One elicitor-based fungicide that has achieved full registration as a pesticide is UPL’s Iodus, which is currently registered for use in winter wheat.
The product contains the active laminarin which is extracted from seaweed but behaves differently to seaweed extracts typically found in biostimulants, says Greg Hanna, technical specialist and trials manager for UPL. This molecule tricks plants into thinking they are already under attack from disease.
Mr Hanna says: “Normally when a plant comes under attack from a pathogen it will take around 48 hours to mount its natural defence processes.
“Using laminarin ahead of disease transmission, you’re telling the plant to arm its defences before a pathogen attack so you don’t have that 48-hour window where the pathogen can get in without too much resistance from the crop.”
Laminarin is said to offer multiple lines of defence – it signals for increased lignification to create a thicker cell wall that is harder for the pathogen to penetrate. Secondly, it promotes the release of phytoalexins and proteins produced by the plant that attack a fungal pathogen. If present in good numbers, these will fight back and cut down on the pathogen’s ability to create a reservoir of infection in the crop, says UPL.
“Phytoalexins can almost be thought of as a multisite response because they will bind at different sites on a pathogen and interact in a number of ways. We’ve seen good data on reducing the rates of other chemistry and getting a good return on investment and strengthening some of the chemistry under pressure.”
Iodus is best used in a preventative scenario and is positioned to be sprayed at T0. Although only leaf 4 is present as an immediate target, the flag leaf and leaf 2 are bound within the stem but not yet visible, making it a good point to prime the plant, says Mr Hanna.
“You’ve got all the structures and organs that the plant’s going to need going forward.
“Because laminarin triggers systemic resistance, you’re not just priming the cells you hit with the spray, the reaction is cascaded through all cells and plants and the whole plant is switched on in terms of defence. You’ve effectively protected leaf 1, 2 and 3 before they were ever vulnerable to pathogen attack.”
Whether the product needs to be applied alongside other fungicides will depend on the target disease and how high pressure the scenario.
Unlike some biofungicides, elicitors can generally be tank mixed with other products because they are less susceptible to damage from chemistry, says Mr Hanna.

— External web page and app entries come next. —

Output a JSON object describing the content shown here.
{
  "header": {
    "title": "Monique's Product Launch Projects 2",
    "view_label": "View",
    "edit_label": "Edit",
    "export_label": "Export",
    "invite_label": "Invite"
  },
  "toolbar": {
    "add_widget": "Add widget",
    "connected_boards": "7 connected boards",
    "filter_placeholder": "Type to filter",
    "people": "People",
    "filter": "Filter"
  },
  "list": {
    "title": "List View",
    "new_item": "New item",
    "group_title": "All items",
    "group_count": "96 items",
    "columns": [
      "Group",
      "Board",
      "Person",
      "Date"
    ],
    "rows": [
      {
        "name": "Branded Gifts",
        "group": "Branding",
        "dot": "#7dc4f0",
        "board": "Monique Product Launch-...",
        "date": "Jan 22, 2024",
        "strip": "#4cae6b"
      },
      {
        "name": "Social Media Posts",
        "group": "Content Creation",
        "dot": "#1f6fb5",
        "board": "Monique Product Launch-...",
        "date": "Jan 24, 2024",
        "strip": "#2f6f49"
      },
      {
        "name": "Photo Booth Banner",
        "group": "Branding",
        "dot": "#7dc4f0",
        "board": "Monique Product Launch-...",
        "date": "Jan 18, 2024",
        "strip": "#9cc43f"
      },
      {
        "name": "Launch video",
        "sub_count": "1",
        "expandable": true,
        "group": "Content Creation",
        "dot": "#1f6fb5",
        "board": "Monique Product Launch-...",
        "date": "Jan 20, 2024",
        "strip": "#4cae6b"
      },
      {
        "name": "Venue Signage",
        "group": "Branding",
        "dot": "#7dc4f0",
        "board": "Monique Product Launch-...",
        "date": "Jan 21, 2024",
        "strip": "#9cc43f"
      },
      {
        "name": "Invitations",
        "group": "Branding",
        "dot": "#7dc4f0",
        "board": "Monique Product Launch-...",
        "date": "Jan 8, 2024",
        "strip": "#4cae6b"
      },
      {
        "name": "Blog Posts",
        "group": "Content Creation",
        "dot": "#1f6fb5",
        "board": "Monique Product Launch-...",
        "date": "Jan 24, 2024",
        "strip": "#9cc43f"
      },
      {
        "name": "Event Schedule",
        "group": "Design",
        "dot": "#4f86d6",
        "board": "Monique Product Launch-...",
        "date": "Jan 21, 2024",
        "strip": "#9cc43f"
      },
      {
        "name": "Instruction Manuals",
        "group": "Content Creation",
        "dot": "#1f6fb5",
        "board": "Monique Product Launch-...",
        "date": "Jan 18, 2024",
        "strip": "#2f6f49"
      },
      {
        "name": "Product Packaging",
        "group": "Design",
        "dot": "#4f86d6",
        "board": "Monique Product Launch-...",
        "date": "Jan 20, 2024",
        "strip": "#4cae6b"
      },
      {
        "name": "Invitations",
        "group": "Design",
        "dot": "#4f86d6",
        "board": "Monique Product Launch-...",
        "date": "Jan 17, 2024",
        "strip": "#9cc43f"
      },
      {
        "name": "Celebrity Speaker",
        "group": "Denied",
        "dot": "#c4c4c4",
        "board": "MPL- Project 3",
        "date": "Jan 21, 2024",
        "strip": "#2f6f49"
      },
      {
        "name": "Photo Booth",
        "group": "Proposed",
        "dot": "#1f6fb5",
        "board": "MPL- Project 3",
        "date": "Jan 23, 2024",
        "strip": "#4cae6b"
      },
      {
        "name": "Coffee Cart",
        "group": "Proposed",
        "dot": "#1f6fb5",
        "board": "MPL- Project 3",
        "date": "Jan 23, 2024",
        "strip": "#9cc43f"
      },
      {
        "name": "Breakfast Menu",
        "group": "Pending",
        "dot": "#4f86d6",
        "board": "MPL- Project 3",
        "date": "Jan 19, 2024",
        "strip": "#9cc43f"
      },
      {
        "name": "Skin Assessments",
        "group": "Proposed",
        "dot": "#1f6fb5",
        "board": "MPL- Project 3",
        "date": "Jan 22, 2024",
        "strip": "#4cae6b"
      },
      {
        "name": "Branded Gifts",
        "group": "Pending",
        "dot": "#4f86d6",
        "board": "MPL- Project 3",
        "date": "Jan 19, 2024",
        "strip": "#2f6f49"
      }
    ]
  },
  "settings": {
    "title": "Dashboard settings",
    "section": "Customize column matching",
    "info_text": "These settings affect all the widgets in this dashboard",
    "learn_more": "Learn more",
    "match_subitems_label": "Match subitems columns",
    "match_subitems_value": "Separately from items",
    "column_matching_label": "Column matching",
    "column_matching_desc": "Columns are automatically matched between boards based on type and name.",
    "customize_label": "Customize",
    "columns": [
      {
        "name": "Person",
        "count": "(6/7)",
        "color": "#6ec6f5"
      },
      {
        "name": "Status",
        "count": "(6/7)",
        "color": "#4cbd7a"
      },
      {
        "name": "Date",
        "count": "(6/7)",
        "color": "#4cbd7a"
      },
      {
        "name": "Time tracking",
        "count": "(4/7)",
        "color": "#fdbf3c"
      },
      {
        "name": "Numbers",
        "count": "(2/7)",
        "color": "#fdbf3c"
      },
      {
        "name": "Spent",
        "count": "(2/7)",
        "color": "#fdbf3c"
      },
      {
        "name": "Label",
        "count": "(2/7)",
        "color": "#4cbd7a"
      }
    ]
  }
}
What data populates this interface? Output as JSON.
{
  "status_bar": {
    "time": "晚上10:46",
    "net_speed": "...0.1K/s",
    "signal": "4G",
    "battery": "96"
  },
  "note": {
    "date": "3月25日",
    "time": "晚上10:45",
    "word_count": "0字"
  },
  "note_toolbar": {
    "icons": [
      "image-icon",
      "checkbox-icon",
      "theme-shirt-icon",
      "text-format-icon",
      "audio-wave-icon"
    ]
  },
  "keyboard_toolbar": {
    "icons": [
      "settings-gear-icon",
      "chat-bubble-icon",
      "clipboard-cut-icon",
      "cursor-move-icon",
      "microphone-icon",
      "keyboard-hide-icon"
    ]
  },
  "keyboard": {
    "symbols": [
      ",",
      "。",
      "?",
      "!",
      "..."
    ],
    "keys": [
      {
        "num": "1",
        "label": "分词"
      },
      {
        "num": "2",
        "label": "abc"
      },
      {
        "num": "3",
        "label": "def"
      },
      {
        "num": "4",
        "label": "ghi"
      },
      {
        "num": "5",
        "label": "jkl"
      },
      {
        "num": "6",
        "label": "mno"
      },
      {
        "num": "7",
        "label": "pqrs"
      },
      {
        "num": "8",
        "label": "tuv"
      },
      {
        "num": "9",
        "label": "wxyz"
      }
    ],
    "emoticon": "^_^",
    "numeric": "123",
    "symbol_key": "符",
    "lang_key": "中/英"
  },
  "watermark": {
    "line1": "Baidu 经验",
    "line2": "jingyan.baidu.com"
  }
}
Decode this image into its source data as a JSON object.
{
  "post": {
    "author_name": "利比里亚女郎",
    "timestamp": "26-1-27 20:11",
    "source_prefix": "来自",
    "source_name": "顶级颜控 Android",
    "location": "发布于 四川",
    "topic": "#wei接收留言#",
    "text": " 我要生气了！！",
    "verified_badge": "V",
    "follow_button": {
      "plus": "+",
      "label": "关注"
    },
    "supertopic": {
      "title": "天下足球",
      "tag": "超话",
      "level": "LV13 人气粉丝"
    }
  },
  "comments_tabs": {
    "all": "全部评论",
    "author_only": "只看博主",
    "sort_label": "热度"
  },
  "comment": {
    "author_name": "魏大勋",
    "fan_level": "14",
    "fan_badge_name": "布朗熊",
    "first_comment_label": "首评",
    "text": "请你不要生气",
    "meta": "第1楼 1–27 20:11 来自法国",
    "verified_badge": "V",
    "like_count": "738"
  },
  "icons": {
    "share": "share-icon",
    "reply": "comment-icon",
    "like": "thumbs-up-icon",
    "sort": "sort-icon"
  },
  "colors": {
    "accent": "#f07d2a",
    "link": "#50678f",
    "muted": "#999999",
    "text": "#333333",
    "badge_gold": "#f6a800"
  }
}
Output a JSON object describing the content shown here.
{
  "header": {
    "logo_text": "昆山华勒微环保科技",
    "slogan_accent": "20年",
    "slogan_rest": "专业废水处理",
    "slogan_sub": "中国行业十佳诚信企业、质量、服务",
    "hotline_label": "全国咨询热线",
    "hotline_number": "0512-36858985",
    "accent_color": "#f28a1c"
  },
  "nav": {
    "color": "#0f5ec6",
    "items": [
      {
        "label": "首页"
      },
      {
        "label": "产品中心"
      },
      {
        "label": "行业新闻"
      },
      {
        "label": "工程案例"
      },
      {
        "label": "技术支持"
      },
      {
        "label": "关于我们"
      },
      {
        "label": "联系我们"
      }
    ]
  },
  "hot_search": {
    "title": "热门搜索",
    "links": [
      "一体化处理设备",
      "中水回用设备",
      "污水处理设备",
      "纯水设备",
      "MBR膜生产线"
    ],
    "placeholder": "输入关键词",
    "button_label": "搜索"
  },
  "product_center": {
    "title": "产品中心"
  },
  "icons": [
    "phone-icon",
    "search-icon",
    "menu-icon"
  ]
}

“We’ve seen Iodus perform well with other fungicides, but it depends on the pathogen you’re going after. For septoria, it performs very well on its own. However, for yellow rust we see a bit of efficacy, but not at a level that could be relied upon, so that’s where we’d suggest mixing with a triazole or a strobilurin.”
Laminarin’s mode of action has potential against a number of diseases and can trigger elicitation in a wide range of crops. Registration trials for further arable crops are ongoing.